* What you will do
Every record, from the first line to the last, needs to be given again exactly.

* Exercise data

------------------------------------------------------------------------

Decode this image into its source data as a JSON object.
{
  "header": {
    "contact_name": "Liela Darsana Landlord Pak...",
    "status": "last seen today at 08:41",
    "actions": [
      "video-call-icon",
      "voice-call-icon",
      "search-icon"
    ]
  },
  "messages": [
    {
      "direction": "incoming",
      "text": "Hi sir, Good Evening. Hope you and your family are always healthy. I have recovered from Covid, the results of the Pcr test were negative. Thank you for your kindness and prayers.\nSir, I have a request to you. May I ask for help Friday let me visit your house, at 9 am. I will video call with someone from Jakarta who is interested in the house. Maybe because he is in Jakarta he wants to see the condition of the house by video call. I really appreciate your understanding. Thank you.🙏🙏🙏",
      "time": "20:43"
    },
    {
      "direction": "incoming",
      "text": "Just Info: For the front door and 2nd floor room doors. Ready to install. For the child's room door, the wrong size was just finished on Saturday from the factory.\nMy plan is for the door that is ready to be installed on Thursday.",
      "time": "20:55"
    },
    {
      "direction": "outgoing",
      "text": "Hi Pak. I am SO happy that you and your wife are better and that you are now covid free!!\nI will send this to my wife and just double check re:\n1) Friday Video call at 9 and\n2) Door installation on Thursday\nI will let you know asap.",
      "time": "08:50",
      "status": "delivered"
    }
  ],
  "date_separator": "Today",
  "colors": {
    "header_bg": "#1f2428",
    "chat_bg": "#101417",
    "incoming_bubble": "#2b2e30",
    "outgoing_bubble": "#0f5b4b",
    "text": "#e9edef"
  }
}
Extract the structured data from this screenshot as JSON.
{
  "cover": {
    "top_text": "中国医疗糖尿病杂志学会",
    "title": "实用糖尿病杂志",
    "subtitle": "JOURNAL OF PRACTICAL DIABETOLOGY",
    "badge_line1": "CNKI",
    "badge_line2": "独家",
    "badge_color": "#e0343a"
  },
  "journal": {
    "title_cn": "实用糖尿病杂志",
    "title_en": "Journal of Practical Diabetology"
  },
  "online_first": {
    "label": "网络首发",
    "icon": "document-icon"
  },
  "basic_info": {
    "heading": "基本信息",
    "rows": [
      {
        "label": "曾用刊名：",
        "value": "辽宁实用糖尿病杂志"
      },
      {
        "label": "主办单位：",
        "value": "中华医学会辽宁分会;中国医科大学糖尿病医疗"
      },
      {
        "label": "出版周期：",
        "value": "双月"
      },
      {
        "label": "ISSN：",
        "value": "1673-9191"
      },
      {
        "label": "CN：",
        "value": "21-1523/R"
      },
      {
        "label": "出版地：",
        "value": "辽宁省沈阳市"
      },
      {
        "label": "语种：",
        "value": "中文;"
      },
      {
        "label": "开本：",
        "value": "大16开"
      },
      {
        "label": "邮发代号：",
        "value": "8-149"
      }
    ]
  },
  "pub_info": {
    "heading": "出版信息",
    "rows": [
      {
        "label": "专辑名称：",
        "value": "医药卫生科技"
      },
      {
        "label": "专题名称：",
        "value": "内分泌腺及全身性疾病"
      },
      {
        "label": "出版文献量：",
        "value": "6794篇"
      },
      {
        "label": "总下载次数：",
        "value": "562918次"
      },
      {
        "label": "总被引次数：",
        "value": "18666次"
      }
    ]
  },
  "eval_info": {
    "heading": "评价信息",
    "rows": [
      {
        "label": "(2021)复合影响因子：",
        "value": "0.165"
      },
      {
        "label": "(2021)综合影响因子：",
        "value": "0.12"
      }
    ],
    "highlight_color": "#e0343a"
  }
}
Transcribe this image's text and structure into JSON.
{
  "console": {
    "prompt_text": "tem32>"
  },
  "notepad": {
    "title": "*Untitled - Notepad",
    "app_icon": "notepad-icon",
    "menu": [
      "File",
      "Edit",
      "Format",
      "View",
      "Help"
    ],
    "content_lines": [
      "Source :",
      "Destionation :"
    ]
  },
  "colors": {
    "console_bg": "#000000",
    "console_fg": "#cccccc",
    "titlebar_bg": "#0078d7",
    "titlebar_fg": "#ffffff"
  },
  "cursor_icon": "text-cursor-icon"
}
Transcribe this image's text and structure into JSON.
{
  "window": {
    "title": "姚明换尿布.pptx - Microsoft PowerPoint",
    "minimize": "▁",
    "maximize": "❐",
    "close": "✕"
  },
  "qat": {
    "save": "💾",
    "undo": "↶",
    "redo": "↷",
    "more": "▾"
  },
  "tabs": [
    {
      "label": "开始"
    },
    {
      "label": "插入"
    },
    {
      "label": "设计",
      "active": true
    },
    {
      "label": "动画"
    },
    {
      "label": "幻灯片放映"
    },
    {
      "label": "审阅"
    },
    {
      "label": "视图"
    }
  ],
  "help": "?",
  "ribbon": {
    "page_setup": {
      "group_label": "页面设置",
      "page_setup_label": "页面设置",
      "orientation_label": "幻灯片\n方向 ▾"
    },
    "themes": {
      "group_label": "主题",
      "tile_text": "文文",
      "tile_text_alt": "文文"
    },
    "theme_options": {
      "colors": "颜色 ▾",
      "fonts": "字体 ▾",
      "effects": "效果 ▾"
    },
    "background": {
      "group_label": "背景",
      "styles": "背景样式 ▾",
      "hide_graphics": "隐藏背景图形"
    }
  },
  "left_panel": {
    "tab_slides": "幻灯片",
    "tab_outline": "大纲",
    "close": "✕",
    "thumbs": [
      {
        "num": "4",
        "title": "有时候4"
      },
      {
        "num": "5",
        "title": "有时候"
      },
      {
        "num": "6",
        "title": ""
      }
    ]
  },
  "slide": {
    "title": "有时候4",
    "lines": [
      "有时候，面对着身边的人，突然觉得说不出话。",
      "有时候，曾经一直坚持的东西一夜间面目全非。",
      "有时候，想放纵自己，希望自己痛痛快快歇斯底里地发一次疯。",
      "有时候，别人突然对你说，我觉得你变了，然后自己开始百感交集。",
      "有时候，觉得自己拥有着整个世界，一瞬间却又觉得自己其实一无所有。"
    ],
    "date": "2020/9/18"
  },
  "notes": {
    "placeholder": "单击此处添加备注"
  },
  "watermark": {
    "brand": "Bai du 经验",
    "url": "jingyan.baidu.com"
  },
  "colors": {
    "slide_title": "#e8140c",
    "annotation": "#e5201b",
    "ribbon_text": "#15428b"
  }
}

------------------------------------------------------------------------

* Finished exercise
Decode this image into its source data as a JSON object.
{
  "header": {
    "contact_name": "Liela Darsana Landlord Pak...",
    "status": "last seen today at 08:41",
    "actions": [
      "video-call-icon",
      "voice-call-icon",
      "search-icon"
    ]
  },
  "messages": [
    {
      "direction": "incoming",
      "text": "Hi sir, Good Evening. Hope you and your family are always healthy. I have recovered from Covid, the results of the Pcr test were negative. Thank you for your kindness and prayers.\nSir, I have a request to you. May I ask for help Friday let me visit your house, at 9 am. I will video call with someone from Jakarta who is interested in the house. Maybe because he is in Jakarta he wants to see the condition of the house by video call. I really appreciate your understanding. Thank you.🙏🙏🙏",
      "time": "20:43"
    },
    {
      "direction": "incoming",
      "text": "Just Info: For the front door and 2nd floor room doors. Ready to install. For the child's room door, the wrong size was just finished on Saturday from the factory.\nMy plan is for the door that is ready to be installed on Thursday.",
      "time": "20:55"
    },
    {
      "direction": "outgoing",
      "text": "Hi Pak. I am SO happy that you and your wife are better and that you are now covid free!!\nI will send this to my wife and just double check re:\n1) Friday Video call at 9 and\n2) Door installation on Thursday\nI will let you know asap.",
      "time": "08:50",
      "status": "delivered"
    }
  ],
  "date_separator": "Today",
  "colors": {
    "header_bg": "#1f2428",
    "chat_bg": "#101417",
    "incoming_bubble": "#2b2e30",
    "outgoing_bubble": "#0f5b4b",
    "text": "#e9edef"
  }
}
Extract the structured data from this screenshot as JSON.
{
  "cover": {
    "top_text": "中国医疗糖尿病杂志学会",
    "title": "实用糖尿病杂志",
    "subtitle": "JOURNAL OF PRACTICAL DIABETOLOGY",
    "badge_line1": "CNKI",
    "badge_line2": "独家",
    "badge_color": "#e0343a"
  },
  "journal": {
    "title_cn": "实用糖尿病杂志",
    "title_en": "Journal of Practical Diabetology"
  },
  "online_first": {
    "label": "网络首发",
    "icon": "document-icon"
  },
  "basic_info": {
    "heading": "基本信息",
    "rows": [
      {
        "label": "曾用刊名：",
        "value": "辽宁实用糖尿病杂志"
      },
      {
        "label": "主办单位：",
        "value": "中华医学会辽宁分会;中国医科大学糖尿病医疗"
      },
      {
        "label": "出版周期：",
        "value": "双月"
      },
      {
        "label": "ISSN：",
        "value": "1673-9191"
      },
      {
        "label": "CN：",
        "value": "21-1523/R"
      },
      {
        "label": "出版地：",
        "value": "辽宁省沈阳市"
      },
      {
        "label": "语种：",
        "value": "中文;"
      },
      {
        "label": "开本：",
        "value": "大16开"
      },
      {
        "label": "邮发代号：",
        "value": "8-149"
      }
    ]
  },
  "pub_info": {
    "heading": "出版信息",
    "rows": [
      {
        "label": "专辑名称：",
        "value": "医药卫生科技"
      },
      {
        "label": "专题名称：",
        "value": "内分泌腺及全身性疾病"
      },
      {
        "label": "出版文献量：",
        "value": "6794篇"
      },
      {
        "label": "总下载次数：",
        "value": "562918次"
      },
      {
        "label": "总被引次数：",
        "value": "18666次"
      }
    ]
  },
  "eval_info": {
    "heading": "评价信息",
    "rows": [
      {
        "label": "(2021)复合影响因子：",
        "value": "0.165"
      },
      {
        "label": "(2021)综合影响因子：",
        "value": "0.12"
      }
    ],
    "highlight_color": "#e0343a"
  }
}
Transcribe this image's text and structure into JSON.
{
  "console": {
    "prompt_text": "tem32>"
  },
  "notepad": {
    "title": "*Untitled - Notepad",
    "app_icon": "notepad-icon",
    "menu": [
      "File",
      "Edit",
      "Format",
      "View",
      "Help"
    ],
    "content_lines": [
      "Source :",
      "Destionation :"
    ]
  },
  "colors": {
    "console_bg": "#000000",
    "console_fg": "#cccccc",
    "titlebar_bg": "#0078d7",
    "titlebar_fg": "#ffffff"
  },
  "cursor_icon": "text-cursor-icon"
}
Transcribe this image's text and structure into JSON.
{
  "window": {
    "title": "姚明换尿布.pptx - Microsoft PowerPoint",
    "minimize": "▁",
    "maximize": "❐",
    "close": "✕"
  },
  "qat": {
    "save": "💾",
    "undo": "↶",
    "redo": "↷",
    "more": "▾"
  },
  "tabs": [
    {
      "label": "开始"
    },
    {
      "label": "插入"
    },
    {
      "label": "设计",
      "active": true
    },
    {
      "label": "动画"
    },
    {
      "label": "幻灯片放映"
    },
    {
      "label": "审阅"
    },
    {
      "label": "视图"
    }
  ],
  "help": "?",
  "ribbon": {
    "page_setup": {
      "group_label": "页面设置",
      "page_setup_label": "页面设置",
      "orientation_label": "幻灯片\n方向 ▾"
    },
    "themes": {
      "group_label": "主题",
      "tile_text": "文文",
      "tile_text_alt": "文文"
    },
    "theme_options": {
      "colors": "颜色 ▾",
      "fonts": "字体 ▾",
      "effects": "效果 ▾"
    },
    "background": {
      "group_label": "背景",
      "styles": "背景样式 ▾",
      "hide_graphics": "隐藏背景图形"
    }
  },
  "left_panel": {
    "tab_slides": "幻灯片",
    "tab_outline": "大纲",
    "close": "✕",
    "thumbs": [
      {
        "num": "4",
        "title": "有时候4"
      },
      {
        "num": "5",
        "title": "有时候"
      },
      {
        "num": "6",
        "title": ""
      }
    ]
  },
  "slide": {
    "title": "有时候4",
    "lines": [
      "有时候，面对着身边的人，突然觉得说不出话。",
      "有时候，曾经一直坚持的东西一夜间面目全非。",
      "有时候，想放纵自己，希望自己痛痛快快歇斯底里地发一次疯。",
      "有时候，别人突然对你说，我觉得你变了，然后自己开始百感交集。",
      "有时候，觉得自己拥有着整个世界，一瞬间却又觉得自己其实一无所有。"
    ],
    "date": "2020/9/18"
  },
  "notes": {
    "placeholder": "单击此处添加备注"
  },
  "watermark": {
    "brand": "Bai du 经验",
    "url": "jingyan.baidu.com"
  },
  "colors": {
    "slide_title": "#e8140c",
    "annotation": "#e5201b",
    "ribbon_text": "#15428b"
  }
}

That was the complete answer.